Describing the political scenario prevailing in the country for the past few years, The Edge of Power by Tuhin Sinha features Shruti Ranjan, the female protagonist of his previous novel, The Edge of Desire. The novel is an attempt to unfold the vices present in India’s political system. Be it money laundering, corruption, defamation or conniving political parties, the book has everything. In order to hit the nerve with the readers, the author has tried to recreate the political situation of the country. He has described the two strong political parties in the book, IDP, the ruling government and in opposition Jan-Hit Party led by a power hungry and charismatic leader, Ravi Nehra.
Shruti Ranjan is traumatized by Nirbhaya’s rape and in turn is dragged back into the Indian politics by Daivik, an activist who launches his own political party “Azad Bharat Party”. From there on, Shruti Ranjan’s fight for the post of Prime Minister begins. Now I am sure you can understand the parallelism between these fictional and real political parties, mentioning it explicitly would be politically incorrect. After that, the book dives into the murky ways of political class, extent to which the politicians can go to satiate their lust for money and power and how the game of thrones is played by the mix of brains and money.
In the book, Tuhin has given readers a peek into the personal life of people involved in politics, and has shown that how this proclivity for power is not just limited to their professional lives, but has manifested itself in the very spirit of a person. As you go further in the book, the similarity between real and fictional characters becomes so evident, that it displays the lack of creativity on author’s part. And the portions where author has tried to implant his creativity are typically Bollywood-inspired, like the good girls falling into the trap of hot , bad guys and a patriotic Sardarji, putting his job at stake for his motherland, lands the helicopter carrying the heroine in mid of a large audience.

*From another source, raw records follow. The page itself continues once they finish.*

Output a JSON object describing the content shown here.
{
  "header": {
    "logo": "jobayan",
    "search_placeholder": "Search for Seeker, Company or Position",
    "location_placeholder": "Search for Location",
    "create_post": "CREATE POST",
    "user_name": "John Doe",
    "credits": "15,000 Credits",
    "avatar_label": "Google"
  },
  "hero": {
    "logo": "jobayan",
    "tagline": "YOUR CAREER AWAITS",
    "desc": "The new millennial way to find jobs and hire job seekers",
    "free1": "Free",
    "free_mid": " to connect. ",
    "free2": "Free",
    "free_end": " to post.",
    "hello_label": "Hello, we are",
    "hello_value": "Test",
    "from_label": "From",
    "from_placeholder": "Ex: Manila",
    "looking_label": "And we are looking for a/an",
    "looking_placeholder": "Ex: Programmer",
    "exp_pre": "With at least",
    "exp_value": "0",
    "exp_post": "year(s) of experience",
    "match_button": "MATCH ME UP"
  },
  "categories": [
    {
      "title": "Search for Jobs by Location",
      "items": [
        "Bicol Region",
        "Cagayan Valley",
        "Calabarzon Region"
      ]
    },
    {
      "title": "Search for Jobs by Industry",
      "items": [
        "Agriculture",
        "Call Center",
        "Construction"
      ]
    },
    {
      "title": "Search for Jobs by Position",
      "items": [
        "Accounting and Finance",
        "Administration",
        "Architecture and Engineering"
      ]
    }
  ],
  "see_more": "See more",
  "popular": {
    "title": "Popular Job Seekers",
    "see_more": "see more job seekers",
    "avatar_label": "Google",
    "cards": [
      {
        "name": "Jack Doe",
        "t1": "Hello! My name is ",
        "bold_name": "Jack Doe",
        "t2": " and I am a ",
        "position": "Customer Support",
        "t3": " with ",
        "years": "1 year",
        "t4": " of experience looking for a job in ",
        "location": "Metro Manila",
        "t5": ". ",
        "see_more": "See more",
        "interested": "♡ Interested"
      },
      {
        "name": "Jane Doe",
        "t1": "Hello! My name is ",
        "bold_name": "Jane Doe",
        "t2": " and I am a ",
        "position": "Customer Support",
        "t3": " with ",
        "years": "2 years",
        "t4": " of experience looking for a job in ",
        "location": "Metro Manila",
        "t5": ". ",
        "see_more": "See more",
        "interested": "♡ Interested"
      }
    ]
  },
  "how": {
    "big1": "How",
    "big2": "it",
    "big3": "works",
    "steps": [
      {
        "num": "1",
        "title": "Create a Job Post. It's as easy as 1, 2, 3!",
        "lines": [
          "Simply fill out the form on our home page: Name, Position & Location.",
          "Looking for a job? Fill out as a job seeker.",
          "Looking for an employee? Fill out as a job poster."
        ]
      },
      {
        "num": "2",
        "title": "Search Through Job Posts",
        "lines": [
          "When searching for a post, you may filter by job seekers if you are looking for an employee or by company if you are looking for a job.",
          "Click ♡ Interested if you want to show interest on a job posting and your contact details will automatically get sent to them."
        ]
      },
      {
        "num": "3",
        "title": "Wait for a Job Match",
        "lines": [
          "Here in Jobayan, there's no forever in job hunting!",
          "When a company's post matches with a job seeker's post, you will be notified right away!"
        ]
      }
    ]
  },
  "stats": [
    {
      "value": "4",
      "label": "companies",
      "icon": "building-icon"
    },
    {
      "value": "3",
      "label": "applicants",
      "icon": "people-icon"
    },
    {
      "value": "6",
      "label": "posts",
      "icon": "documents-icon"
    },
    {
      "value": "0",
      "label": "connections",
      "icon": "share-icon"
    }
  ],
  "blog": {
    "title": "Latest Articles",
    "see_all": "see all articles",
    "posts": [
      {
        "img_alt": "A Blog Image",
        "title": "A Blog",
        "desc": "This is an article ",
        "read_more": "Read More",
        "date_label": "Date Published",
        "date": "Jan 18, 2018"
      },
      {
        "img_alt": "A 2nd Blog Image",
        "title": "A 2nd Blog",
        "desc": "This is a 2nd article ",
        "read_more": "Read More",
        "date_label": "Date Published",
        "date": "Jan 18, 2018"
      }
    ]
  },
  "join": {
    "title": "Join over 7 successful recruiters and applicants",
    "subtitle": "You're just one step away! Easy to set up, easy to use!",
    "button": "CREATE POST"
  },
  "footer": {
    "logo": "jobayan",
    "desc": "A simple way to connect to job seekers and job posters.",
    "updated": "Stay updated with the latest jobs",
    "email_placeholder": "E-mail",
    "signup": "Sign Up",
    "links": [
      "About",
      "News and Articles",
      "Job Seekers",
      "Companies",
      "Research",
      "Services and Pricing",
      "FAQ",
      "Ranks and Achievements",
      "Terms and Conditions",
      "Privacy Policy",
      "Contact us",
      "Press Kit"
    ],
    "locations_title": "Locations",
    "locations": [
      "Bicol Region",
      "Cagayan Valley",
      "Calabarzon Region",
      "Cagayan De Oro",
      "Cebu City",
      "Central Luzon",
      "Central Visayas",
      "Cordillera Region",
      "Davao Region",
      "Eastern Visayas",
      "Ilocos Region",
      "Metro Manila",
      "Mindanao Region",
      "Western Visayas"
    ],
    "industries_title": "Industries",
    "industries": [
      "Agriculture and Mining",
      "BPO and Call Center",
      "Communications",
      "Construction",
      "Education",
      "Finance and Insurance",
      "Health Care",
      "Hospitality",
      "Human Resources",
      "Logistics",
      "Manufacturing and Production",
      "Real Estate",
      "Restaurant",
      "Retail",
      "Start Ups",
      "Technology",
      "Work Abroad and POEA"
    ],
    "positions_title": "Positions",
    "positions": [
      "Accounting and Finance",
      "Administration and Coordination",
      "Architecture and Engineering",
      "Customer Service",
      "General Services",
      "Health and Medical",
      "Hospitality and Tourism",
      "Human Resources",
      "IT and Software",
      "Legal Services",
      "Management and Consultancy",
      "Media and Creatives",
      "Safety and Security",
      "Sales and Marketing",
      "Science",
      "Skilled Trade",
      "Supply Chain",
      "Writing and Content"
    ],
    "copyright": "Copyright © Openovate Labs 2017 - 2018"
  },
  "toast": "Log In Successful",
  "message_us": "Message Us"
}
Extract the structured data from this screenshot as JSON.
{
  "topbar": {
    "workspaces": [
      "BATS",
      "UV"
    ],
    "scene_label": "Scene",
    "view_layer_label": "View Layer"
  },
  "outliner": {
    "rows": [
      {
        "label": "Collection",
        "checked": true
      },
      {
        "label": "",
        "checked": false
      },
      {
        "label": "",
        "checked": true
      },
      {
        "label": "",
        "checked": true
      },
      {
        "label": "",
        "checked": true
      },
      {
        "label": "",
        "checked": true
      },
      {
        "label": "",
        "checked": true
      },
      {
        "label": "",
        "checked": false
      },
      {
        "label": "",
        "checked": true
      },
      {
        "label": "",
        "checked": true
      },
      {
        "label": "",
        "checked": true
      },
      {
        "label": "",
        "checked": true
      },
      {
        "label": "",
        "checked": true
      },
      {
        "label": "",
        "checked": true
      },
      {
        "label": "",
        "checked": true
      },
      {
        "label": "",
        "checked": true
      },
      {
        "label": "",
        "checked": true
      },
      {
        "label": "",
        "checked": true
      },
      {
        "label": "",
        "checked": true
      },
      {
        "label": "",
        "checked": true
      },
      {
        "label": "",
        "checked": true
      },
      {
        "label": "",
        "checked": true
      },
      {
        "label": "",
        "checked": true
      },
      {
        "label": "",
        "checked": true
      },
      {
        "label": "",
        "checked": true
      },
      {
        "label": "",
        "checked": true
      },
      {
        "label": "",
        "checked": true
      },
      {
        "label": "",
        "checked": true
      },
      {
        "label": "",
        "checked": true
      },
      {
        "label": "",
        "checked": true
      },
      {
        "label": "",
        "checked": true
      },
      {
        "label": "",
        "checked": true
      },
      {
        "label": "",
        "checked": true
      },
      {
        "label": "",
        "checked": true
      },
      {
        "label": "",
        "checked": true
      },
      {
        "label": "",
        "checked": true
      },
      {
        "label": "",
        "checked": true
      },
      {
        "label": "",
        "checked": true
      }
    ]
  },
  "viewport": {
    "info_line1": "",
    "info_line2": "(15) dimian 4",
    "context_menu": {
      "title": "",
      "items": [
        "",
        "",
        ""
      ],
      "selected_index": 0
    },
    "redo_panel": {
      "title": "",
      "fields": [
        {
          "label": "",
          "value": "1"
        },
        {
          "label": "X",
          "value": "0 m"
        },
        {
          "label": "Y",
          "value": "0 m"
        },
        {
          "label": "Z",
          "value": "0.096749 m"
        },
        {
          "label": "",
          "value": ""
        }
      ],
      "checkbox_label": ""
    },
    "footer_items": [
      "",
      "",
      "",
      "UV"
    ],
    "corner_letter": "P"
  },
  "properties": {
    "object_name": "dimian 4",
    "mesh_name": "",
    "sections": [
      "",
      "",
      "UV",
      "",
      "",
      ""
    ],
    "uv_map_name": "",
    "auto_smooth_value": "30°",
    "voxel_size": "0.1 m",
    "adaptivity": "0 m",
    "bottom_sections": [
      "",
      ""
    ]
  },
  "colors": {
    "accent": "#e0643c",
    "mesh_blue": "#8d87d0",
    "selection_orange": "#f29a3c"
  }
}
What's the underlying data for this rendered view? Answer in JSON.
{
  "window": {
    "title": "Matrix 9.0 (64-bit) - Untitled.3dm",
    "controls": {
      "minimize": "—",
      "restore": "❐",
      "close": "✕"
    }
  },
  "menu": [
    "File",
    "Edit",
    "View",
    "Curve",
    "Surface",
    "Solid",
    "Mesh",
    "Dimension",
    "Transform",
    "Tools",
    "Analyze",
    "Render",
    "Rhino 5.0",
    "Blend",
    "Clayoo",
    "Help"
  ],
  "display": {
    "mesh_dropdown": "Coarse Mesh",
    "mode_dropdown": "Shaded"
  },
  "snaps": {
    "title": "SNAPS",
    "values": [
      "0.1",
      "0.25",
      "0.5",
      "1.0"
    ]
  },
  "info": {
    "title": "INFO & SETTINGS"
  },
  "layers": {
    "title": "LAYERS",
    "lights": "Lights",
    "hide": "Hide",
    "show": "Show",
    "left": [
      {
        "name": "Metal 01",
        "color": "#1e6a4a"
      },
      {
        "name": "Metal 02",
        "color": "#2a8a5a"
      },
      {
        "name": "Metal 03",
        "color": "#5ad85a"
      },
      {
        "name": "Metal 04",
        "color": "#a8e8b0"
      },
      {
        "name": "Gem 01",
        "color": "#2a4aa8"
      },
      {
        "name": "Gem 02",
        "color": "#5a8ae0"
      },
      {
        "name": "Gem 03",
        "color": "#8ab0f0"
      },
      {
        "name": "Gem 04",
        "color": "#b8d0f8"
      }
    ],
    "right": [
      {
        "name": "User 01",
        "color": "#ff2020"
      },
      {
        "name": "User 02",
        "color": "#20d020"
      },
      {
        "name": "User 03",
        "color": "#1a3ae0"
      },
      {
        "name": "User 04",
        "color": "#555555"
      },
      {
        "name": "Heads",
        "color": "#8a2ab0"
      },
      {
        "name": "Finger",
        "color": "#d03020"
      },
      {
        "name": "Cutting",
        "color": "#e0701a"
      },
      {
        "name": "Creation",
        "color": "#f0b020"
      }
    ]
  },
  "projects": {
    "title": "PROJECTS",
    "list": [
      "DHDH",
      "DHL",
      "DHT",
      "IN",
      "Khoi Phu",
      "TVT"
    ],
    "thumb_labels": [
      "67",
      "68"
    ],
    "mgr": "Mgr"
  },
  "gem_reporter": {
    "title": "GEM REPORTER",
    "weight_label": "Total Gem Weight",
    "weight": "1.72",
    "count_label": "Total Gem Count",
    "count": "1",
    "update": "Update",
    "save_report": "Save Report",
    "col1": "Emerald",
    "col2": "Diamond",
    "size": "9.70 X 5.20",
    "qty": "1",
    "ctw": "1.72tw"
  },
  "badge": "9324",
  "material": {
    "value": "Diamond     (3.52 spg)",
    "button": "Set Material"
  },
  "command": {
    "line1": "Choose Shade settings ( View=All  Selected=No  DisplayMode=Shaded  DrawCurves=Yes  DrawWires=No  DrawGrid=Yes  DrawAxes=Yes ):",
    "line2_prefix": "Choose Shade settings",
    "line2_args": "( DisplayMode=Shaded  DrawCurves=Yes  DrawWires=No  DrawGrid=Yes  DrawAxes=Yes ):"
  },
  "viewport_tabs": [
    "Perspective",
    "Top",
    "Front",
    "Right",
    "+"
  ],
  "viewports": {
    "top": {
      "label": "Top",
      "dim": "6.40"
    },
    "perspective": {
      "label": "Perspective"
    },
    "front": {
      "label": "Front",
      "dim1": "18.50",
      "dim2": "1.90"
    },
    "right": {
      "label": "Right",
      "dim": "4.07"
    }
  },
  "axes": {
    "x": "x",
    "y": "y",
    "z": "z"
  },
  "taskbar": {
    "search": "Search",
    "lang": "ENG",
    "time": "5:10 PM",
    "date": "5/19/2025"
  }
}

The book needed a stronger plot, so as to be truly called a political fiction. It does try to examine the loopholes in our system and also poses questions about the functioning of our government, legal system and political parties, but go for it only if you don’t mind a tinge of emotional drama inspired by Hindi TV soaps.
Overall Rating: 3/5